Assignment
Skip any image you find and restate the rest of the data word for word.
Start of Data records
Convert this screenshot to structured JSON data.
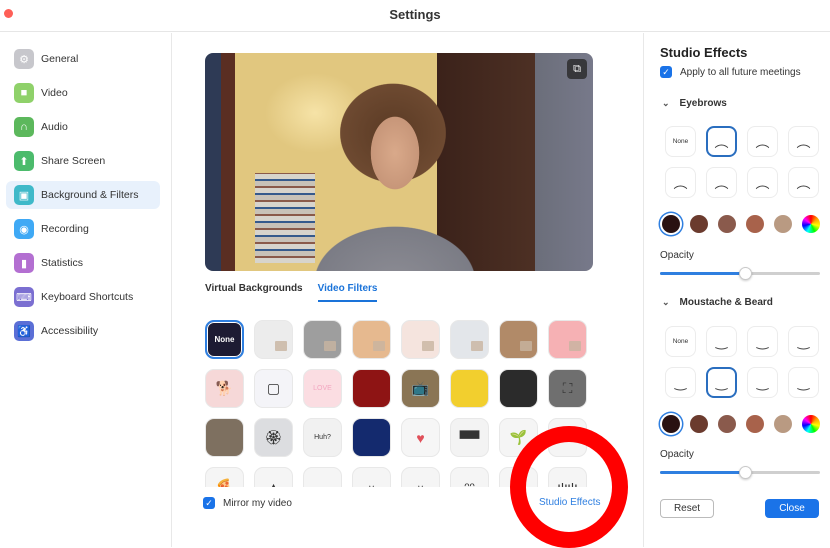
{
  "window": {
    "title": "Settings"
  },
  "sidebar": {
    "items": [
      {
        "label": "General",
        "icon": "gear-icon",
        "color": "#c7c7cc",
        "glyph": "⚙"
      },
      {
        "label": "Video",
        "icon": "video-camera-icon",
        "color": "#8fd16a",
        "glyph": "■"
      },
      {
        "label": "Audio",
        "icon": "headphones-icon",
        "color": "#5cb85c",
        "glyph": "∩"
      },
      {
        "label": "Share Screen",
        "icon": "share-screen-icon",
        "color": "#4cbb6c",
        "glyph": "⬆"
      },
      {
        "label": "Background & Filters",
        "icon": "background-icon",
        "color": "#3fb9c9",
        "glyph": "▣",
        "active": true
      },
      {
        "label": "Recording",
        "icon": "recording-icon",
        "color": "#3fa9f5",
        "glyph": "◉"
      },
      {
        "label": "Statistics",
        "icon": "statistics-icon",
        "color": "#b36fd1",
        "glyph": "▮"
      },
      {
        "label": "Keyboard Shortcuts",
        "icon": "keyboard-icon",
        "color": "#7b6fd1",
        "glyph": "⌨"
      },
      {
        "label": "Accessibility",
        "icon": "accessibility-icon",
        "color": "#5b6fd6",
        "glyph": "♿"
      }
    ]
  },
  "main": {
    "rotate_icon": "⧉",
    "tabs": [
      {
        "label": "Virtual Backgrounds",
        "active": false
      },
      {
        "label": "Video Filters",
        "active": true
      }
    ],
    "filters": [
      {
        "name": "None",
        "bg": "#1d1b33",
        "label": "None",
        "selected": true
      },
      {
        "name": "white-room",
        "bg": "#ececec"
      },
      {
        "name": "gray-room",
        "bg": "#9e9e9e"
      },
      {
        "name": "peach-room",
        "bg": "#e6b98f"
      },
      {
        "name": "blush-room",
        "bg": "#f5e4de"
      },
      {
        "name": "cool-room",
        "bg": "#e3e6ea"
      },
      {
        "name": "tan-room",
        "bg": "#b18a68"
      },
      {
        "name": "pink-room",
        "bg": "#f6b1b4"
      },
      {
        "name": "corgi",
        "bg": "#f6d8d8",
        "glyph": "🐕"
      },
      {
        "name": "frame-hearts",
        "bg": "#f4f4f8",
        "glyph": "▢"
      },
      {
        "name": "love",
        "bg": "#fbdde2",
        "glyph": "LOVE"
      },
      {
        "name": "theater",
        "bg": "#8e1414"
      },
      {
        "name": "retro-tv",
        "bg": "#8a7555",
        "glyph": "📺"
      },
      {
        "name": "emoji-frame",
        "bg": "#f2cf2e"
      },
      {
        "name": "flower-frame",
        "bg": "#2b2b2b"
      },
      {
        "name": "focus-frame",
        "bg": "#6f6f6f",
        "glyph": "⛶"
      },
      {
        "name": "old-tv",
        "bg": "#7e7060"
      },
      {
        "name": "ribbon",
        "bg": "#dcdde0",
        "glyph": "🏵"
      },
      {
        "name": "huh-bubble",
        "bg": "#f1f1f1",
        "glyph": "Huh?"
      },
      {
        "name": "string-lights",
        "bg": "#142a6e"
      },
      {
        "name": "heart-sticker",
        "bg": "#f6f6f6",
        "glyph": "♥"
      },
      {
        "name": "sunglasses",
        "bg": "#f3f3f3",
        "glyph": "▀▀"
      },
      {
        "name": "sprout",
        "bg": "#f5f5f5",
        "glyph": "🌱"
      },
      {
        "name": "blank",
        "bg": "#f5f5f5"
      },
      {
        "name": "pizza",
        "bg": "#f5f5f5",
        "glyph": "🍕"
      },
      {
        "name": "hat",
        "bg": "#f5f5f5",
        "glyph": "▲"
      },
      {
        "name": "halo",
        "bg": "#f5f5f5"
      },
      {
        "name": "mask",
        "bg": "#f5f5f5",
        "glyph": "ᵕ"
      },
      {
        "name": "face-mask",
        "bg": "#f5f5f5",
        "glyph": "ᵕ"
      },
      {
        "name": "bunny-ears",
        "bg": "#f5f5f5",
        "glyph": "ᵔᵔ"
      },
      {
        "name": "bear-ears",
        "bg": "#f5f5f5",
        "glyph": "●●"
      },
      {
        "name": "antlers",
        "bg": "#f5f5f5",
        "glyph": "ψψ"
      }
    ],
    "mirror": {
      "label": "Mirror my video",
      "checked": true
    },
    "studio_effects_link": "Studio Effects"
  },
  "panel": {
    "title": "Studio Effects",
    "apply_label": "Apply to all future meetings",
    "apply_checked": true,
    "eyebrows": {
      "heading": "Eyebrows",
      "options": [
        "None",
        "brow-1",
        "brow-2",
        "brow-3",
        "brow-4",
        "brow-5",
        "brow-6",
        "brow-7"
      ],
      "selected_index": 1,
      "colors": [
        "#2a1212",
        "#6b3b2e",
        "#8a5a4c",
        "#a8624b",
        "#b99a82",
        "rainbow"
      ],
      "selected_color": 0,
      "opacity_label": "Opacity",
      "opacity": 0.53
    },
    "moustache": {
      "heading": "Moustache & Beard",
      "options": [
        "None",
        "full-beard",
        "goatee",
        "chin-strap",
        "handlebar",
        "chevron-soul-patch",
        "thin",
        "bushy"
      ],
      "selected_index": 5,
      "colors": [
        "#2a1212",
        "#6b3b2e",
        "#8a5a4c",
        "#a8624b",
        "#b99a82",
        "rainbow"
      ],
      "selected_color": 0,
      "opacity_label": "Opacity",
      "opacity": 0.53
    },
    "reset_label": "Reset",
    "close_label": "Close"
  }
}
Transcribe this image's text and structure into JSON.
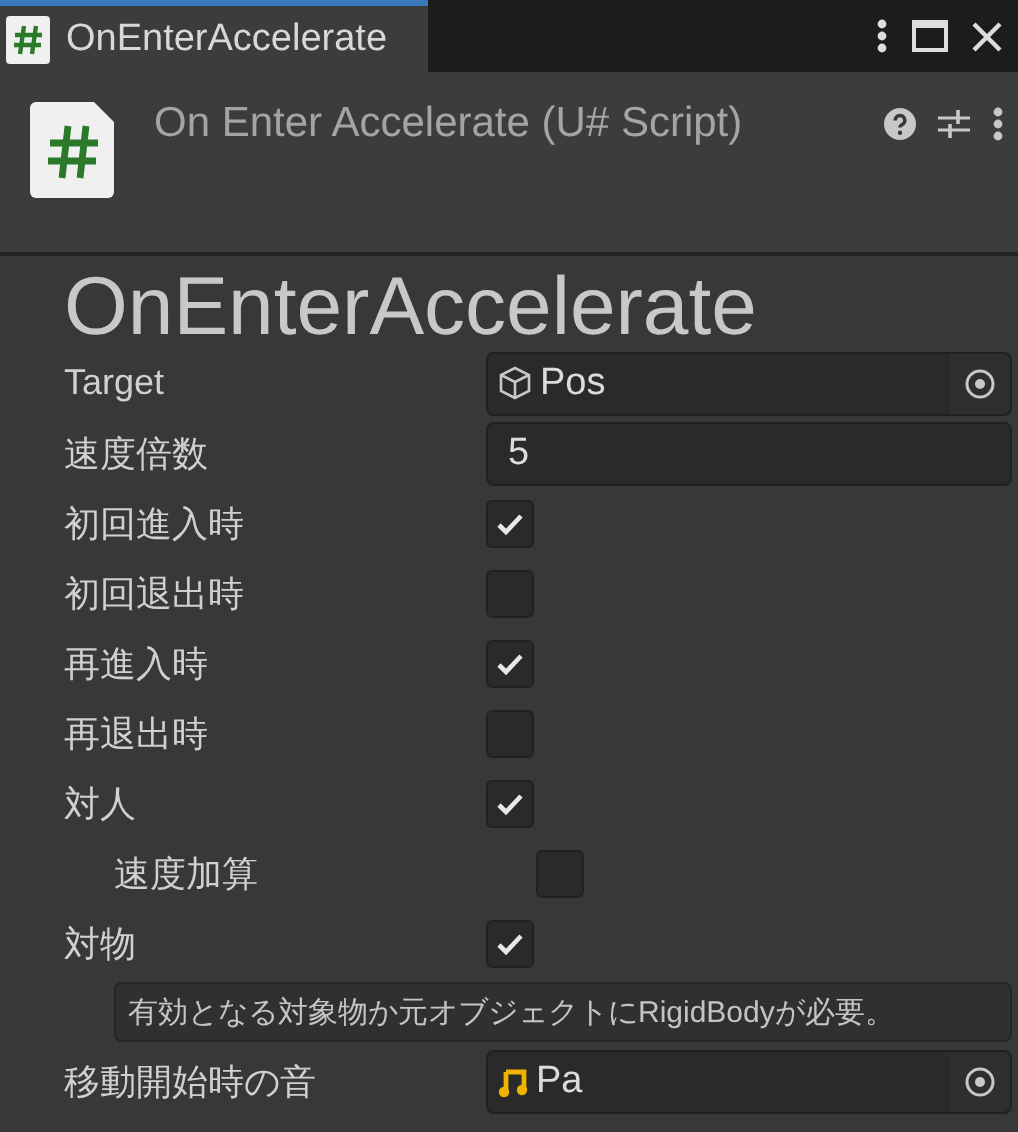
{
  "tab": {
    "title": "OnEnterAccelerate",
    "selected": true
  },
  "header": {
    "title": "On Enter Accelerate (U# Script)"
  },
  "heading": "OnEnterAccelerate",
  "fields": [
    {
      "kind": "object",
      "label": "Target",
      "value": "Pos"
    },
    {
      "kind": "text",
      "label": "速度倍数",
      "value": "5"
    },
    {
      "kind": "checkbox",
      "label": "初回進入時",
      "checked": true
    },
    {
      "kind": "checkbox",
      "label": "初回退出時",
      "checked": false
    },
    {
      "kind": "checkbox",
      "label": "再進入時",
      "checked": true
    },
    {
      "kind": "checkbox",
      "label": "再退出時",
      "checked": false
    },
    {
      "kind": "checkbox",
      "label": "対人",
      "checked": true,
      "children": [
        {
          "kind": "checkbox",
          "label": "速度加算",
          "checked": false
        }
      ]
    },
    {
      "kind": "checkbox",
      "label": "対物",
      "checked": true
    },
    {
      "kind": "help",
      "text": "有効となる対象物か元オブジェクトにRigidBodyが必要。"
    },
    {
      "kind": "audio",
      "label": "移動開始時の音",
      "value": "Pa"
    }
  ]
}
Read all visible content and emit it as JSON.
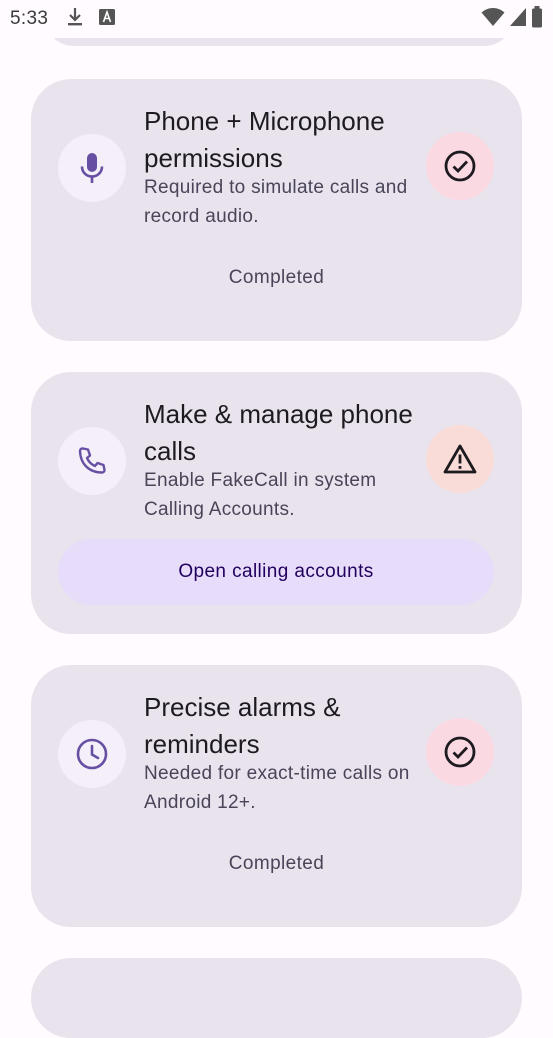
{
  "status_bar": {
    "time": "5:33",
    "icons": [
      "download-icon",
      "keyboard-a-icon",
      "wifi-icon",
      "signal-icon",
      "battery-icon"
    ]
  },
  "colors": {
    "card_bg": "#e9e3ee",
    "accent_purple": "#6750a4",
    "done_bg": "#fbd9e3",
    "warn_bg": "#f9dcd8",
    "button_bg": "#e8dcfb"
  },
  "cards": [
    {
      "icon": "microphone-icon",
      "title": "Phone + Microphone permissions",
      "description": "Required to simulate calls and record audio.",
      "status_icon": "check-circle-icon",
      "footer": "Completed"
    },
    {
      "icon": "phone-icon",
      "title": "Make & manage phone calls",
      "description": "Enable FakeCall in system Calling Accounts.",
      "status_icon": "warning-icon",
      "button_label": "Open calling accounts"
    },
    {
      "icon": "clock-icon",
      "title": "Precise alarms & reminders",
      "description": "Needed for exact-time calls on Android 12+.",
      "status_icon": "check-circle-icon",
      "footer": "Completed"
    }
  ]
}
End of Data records
Reply to the exercise
Convert this screenshot to structured JSON data.
{
  "window": {
    "title": "Settings"
  },
  "sidebar": {
    "items": [
      {
        "label": "General",
        "icon": "gear-icon",
        "color": "#c7c7cc",
        "glyph": "⚙"
      },
      {
        "label": "Video",
        "icon": "video-camera-icon",
        "color": "#8fd16a",
        "glyph": "■"
      },
      {
        "label": "Audio",
        "icon": "headphones-icon",
        "color": "#5cb85c",
        "glyph": "∩"
      },
      {
        "label": "Share Screen",
        "icon": "share-screen-icon",
        "color": "#4cbb6c",
        "glyph": "⬆"
      },
      {
        "label": "Background & Filters",
        "icon": "background-icon",
        "color": "#3fb9c9",
        "glyph": "▣",
        "active": true
      },
      {
        "label": "Recording",
        "icon": "recording-icon",
        "color": "#3fa9f5",
        "glyph": "◉"
      },
      {
        "label": "Statistics",
        "icon": "statistics-icon",
        "color": "#b36fd1",
        "glyph": "▮"
      },
      {
        "label": "Keyboard Shortcuts",
        "icon": "keyboard-icon",
        "color": "#7b6fd1",
        "glyph": "⌨"
      },
      {
        "label": "Accessibility",
        "icon": "accessibility-icon",
        "color": "#5b6fd6",
        "glyph": "♿"
      }
    ]
  },
  "main": {
    "rotate_icon": "⧉",
    "tabs": [
      {
        "label": "Virtual Backgrounds",
        "active": false
      },
      {
        "label": "Video Filters",
        "active": true
      }
    ],
    "filters": [
      {
        "name": "None",
        "bg": "#1d1b33",
        "label": "None",
        "selected": true
      },
      {
        "name": "white-room",
        "bg": "#ececec"
      },
      {
        "name": "gray-room",
        "bg": "#9e9e9e"
      },
      {
        "name": "peach-room",
        "bg": "#e6b98f"
      },
      {
        "name": "blush-room",
        "bg": "#f5e4de"
      },
      {
        "name": "cool-room",
        "bg": "#e3e6ea"
      },
      {
        "name": "tan-room",
        "bg": "#b18a68"
      },
      {
        "name": "pink-room",
        "bg": "#f6b1b4"
      },
      {
        "name": "corgi",
        "bg": "#f6d8d8",
        "glyph": "🐕"
      },
      {
        "name": "frame-hearts",
        "bg": "#f4f4f8",
        "glyph": "▢"
      },
      {
        "name": "love",
        "bg": "#fbdde2",
        "glyph": "LOVE"
      },
      {
        "name": "theater",
        "bg": "#8e1414"
      },
      {
        "name": "retro-tv",
        "bg": "#8a7555",
        "glyph": "📺"
      },
      {
        "name": "emoji-frame",
        "bg": "#f2cf2e"
      },
      {
        "name": "flower-frame",
        "bg": "#2b2b2b"
      },
      {
        "name": "focus-frame",
        "bg": "#6f6f6f",
        "glyph": "⛶"
      },
      {
        "name": "old-tv",
        "bg": "#7e7060"
      },
      {
        "name": "ribbon",
        "bg": "#dcdde0",
        "glyph": "🏵"
      },
      {
        "name": "huh-bubble",
        "bg": "#f1f1f1",
        "glyph": "Huh?"
      },
      {
        "name": "string-lights",
        "bg": "#142a6e"
      },
      {
        "name": "heart-sticker",
        "bg": "#f6f6f6",
        "glyph": "♥"
      },
      {
        "name": "sunglasses",
        "bg": "#f3f3f3",
        "glyph": "▀▀"
      },
      {
        "name": "sprout",
        "bg": "#f5f5f5",
        "glyph": "🌱"
      },
      {
        "name": "blank",
        "bg": "#f5f5f5"
      },
      {
        "name": "pizza",
        "bg": "#f5f5f5",
        "glyph": "🍕"
      },
      {
        "name": "hat",
        "bg": "#f5f5f5",
        "glyph": "▲"
      },
      {
        "name": "halo",
        "bg": "#f5f5f5"
      },
      {
        "name": "mask",
        "bg": "#f5f5f5",
        "glyph": "ᵕ"
      },
      {
        "name": "face-mask",
        "bg": "#f5f5f5",
        "glyph": "ᵕ"
      },
      {
        "name": "bunny-ears",
        "bg": "#f5f5f5",
        "glyph": "ᵔᵔ"
      },
      {
        "name": "bear-ears",
        "bg": "#f5f5f5",
        "glyph": "●●"
      },
      {
        "name": "antlers",
        "bg": "#f5f5f5",
        "glyph": "ψψ"
      }
    ],
    "mirror": {
      "label": "Mirror my video",
      "checked": true
    },
    "studio_effects_link": "Studio Effects"
  },
  "panel": {
    "title": "Studio Effects",
    "apply_label": "Apply to all future meetings",
    "apply_checked": true,
    "eyebrows": {
      "heading": "Eyebrows",
      "options": [
        "None",
        "brow-1",
        "brow-2",
        "brow-3",
        "brow-4",
        "brow-5",
        "brow-6",
        "brow-7"
      ],
      "selected_index": 1,
      "colors": [
        "#2a1212",
        "#6b3b2e",
        "#8a5a4c",
        "#a8624b",
        "#b99a82",
        "rainbow"
      ],
      "selected_color": 0,
      "opacity_label": "Opacity",
      "opacity": 0.53
    },
    "moustache": {
      "heading": "Moustache & Beard",
      "options": [
        "None",
        "full-beard",
        "goatee",
        "chin-strap",
        "handlebar",
        "chevron-soul-patch",
        "thin",
        "bushy"
      ],
      "selected_index": 5,
      "colors": [
        "#2a1212",
        "#6b3b2e",
        "#8a5a4c",
        "#a8624b",
        "#b99a82",
        "rainbow"
      ],
      "selected_color": 0,
      "opacity_label": "Opacity",
      "opacity": 0.53
    },
    "reset_label": "Reset",
    "close_label": "Close"
  }
}
Transcribe this image's text and structure into JSON.
{
  "tab": {
    "title": "OnEnterAccelerate",
    "selected": true
  },
  "header": {
    "title": "On Enter Accelerate (U# Script)"
  },
  "heading": "OnEnterAccelerate",
  "fields": [
    {
      "kind": "object",
      "label": "Target",
      "value": "Pos"
    },
    {
      "kind": "text",
      "label": "速度倍数",
      "value": "5"
    },
    {
      "kind": "checkbox",
      "label": "初回進入時",
      "checked": true
    },
    {
      "kind": "checkbox",
      "label": "初回退出時",
      "checked": false
    },
    {
      "kind": "checkbox",
      "label": "再進入時",
      "checked": true
    },
    {
      "kind": "checkbox",
      "label": "再退出時",
      "checked": false
    },
    {
      "kind": "checkbox",
      "label": "対人",
      "checked": true,
      "children": [
        {
          "kind": "checkbox",
          "label": "速度加算",
          "checked": false
        }
      ]
    },
    {
      "kind": "checkbox",
      "label": "対物",
      "checked": true
    },
    {
      "kind": "help",
      "text": "有効となる対象物か元オブジェクトにRigidBodyが必要。"
    },
    {
      "kind": "audio",
      "label": "移動開始時の音",
      "value": "Pa"
    }
  ]
}
Read all visible content and emit it as JSON.
{
  "status_bar": {
    "time": "5:33",
    "icons": [
      "download-icon",
      "keyboard-a-icon",
      "wifi-icon",
      "signal-icon",
      "battery-icon"
    ]
  },
  "colors": {
    "card_bg": "#e9e3ee",
    "accent_purple": "#6750a4",
    "done_bg": "#fbd9e3",
    "warn_bg": "#f9dcd8",
    "button_bg": "#e8dcfb"
  },
  "cards": [
    {
      "icon": "microphone-icon",
      "title": "Phone + Microphone permissions",
      "description": "Required to simulate calls and record audio.",
      "status_icon": "check-circle-icon",
      "footer": "Completed"
    },
    {
      "icon": "phone-icon",
      "title": "Make & manage phone calls",
      "description": "Enable FakeCall in system Calling Accounts.",
      "status_icon": "warning-icon",
      "button_label": "Open calling accounts"
    },
    {
      "icon": "clock-icon",
      "title": "Precise alarms & reminders",
      "description": "Needed for exact-time calls on Android 12+.",
      "status_icon": "check-circle-icon",
      "footer": "Completed"
    }
  ]
}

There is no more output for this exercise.